I recently attended an event at Calgary’s Goro + Gun, which paired some amazing food, premium sake and a masu full of wisdom from Sake Samurai Patrick Ellis of Blue Note Wines and Sake in Vancouver. Going in, you could fit what I knew about sake on a grain of rice. Now, I know enough to fill at least 10 grains. Here’s what I learned:

  1. Drink premium sake out of a wine glass. I know it’s hip to be square (thanks, Huey Lewis!) and drink from traditional sake boxes (more on these later), but Samurai Patrick says you’re missing out on half of sake’s magic if you can’t “nose” it. I don’t know about your nose, but mine doesn’t fit in one of those little cups.
  2. Sake is made with four ingredients: rice, water, yeast and koji. What’s koji? I’m glad you asked. Koji is aspergillus oryzae, a filamentous fungus. Koji’s enzymes convert the rice’s starch to sugar, which the yeast then uses to make alcohol.
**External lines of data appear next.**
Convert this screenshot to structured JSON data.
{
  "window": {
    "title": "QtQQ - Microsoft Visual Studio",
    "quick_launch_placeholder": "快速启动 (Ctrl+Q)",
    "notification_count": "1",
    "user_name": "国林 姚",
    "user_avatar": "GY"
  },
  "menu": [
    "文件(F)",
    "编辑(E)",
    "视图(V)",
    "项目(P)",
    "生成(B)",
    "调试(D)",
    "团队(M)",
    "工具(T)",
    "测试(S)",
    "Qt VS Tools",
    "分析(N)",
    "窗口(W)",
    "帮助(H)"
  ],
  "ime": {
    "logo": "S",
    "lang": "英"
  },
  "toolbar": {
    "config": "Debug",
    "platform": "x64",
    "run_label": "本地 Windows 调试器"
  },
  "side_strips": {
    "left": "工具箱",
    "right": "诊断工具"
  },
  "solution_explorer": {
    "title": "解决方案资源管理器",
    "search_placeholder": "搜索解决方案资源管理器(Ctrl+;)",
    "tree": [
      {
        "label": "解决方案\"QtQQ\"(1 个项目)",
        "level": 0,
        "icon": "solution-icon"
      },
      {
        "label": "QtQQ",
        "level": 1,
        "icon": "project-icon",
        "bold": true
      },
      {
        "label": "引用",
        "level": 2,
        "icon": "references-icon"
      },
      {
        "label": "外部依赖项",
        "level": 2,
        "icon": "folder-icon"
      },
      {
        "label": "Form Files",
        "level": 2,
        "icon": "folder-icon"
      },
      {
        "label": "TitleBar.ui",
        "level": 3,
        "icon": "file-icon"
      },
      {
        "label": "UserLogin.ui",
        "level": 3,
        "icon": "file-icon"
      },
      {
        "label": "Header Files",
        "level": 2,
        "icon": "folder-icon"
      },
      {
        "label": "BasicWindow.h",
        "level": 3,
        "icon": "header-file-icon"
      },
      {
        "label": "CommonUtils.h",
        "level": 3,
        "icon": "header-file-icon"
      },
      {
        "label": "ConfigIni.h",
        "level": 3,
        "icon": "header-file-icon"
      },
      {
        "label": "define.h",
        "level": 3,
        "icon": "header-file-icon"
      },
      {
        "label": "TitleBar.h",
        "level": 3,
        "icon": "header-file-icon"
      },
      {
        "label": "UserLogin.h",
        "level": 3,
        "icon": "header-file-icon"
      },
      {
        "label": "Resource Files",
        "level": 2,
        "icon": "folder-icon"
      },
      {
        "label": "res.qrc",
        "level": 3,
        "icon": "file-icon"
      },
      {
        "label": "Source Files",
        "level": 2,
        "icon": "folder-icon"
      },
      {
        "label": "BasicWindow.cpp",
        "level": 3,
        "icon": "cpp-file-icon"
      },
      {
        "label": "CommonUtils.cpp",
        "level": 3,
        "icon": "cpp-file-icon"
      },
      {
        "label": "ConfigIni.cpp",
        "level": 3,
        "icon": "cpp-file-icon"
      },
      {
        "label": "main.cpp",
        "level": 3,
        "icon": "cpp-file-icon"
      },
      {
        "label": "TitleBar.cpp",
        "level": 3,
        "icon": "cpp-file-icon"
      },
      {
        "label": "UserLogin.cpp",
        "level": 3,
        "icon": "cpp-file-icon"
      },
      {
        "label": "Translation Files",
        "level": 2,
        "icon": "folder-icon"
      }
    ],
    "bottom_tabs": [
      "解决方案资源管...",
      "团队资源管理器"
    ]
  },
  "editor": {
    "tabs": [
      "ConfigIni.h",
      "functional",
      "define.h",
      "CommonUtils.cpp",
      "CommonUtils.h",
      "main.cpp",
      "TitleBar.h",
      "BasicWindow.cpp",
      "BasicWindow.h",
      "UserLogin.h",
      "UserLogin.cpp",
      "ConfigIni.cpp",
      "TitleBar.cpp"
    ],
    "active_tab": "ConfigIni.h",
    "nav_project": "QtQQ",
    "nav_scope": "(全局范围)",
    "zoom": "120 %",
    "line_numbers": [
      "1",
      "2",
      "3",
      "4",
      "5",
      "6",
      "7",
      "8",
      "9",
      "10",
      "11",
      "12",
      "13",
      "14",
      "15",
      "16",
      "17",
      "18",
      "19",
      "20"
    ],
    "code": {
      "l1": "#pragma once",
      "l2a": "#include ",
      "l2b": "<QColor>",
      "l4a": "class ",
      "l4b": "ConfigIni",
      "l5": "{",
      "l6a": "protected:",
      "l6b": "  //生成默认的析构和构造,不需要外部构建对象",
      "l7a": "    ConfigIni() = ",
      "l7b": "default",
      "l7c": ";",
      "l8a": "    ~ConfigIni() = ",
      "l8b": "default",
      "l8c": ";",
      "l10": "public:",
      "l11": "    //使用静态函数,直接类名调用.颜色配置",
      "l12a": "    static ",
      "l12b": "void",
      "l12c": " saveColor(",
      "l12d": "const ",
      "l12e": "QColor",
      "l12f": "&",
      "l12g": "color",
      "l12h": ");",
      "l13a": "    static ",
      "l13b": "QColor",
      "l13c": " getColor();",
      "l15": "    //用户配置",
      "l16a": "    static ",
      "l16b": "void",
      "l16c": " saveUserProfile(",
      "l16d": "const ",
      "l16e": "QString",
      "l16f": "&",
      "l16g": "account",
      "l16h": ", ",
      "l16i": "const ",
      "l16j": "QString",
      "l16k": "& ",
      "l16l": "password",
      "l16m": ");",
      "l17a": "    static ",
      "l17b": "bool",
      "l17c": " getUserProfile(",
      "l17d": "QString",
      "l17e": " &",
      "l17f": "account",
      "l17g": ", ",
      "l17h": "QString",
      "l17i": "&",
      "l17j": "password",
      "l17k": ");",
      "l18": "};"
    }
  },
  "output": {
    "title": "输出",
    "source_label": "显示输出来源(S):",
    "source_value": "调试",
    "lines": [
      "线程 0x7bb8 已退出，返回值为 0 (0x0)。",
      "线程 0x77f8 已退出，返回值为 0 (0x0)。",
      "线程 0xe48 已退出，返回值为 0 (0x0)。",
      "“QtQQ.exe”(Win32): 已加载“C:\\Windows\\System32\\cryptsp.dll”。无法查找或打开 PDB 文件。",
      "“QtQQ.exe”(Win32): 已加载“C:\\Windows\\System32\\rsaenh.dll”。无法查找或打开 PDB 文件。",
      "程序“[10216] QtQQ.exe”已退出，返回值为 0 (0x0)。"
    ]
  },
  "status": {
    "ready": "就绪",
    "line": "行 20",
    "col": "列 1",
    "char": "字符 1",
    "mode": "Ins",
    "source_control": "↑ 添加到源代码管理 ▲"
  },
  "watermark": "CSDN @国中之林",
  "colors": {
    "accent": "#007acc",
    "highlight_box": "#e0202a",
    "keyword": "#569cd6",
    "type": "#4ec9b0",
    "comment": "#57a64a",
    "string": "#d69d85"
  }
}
And the alcohol makes it far more fun to try and say “aspergillus-oryzae-the-filamentous-fungus.”
  3. Sake can go bad. Like my pack-a-day-smoker aunt Liz, sake doesn’t age well. Samurai Patrick says it’s best to drink sake as close to the date you purchase it as possible. Also, keep it in the fridge after you open it, for up to a week. After that…you can cook with it!
  4. Did I mention you can cook with it? Samurai Patrick says sake never fights with food — which is weird, coming from a samurai. Regardless, use sake where you’d use white wine and you’ll be treated to subtle and interesting notes in your meal.
  5. Warm sake is for the less premium pours. If you have a not-so-premium sake in your hand or you can’t finish your premium bottle within a week (amateur), you can always heat it up to get some more life out of it. Samurai Patrick doesn’t recommend microwaving your sake. “Treat it like a baby bottle,” he says, as if I’m supposed to know what that means.
  6. Sake has levels of quality according to how much the grain of sake rice is polished. Sake rice is a nugget of pure starch wrapped in fats, vitamins and proteins. Of course, when drinking sake, we’re more interested in getting wasted than we are in nutrition, so we don’t need the nutritious part of the grain. The more of it that’s polished away, the higher quality the resulting sake.
  7. Variations in sake flavours come from the extent to which the rice grains are polished (see lesson six), the brewer, the type of rice used and the region in which it’s made. I enjoyed notes of licorice, apples and even bananas (what?) during the tasting. I don’t know how many bananas grow in Japan (OMG, there’s such a thing as a Japanese banana! #research), but when it comes to sake, terroir matters.
  8. Traditional sake vessels are called masu (the wooden box) and ochoko (those cute little cups). Samurai Patrick tells us that masu were originally used to measure rice when it was used as currency in Japan’s feudal period (1185-1603).
  9. Sake is seasonal. Sake brewers know how to live. Sake is traditionally brewed in January and February, and then the brewers take the rest of the year off. That’s because fermenting conditions are easier to control when the weather is cold. Truth be told, the same rule applies to me – who has the energy for sass at -30 C?
  10. Canada’s premium sake industry was started by Samurai Patrick — and Wayne Gretzky! Rumour has it that Samurai Patrick brought seven cases of premium sake back to Vancouver in the late ’90s in hopes of making his fortune. Sadly, no one took the fresh-faced importer seriously. I mean, who would pay that kind of money for sake? Turns out, hockey players would. After one restaurant owner finally relented and agreed to take a case of sake if Samurai Patrick promised to never come back again, he called a week later, asking for more. Mark Messier had just been traded to the Canucks and his buddy, Gretzky, was in town for a game. According to legend, Moose and Gretz had a tradition in New York of hitting up a Japanese restaurant after a game and nursing their wounds with sake – and lots of it. They brought that tradition to Vancouver and cleaned out the restaurant owner in one night with their shenanigans. Let’s face it, if it’s good enough for Gretzky, it’s good enough for all Canadians, and a premium sake industry was born.

Thank-you to Goro + Gun’s Chef Tomo Mitsuno for a beautiful meal, GM Amane Kanai for the exceptional hospitality and Sake Samurai Patrick Ellis, who is one of only about 70 (and the first Canadian) sake samurai worldwide. The title is conferred by the Japan Sake Brewers Association Junior Council on people who have an exceptional knowledge, and love, of sake and are committed to promoting both sake and Japanese culture within Japan and around the world.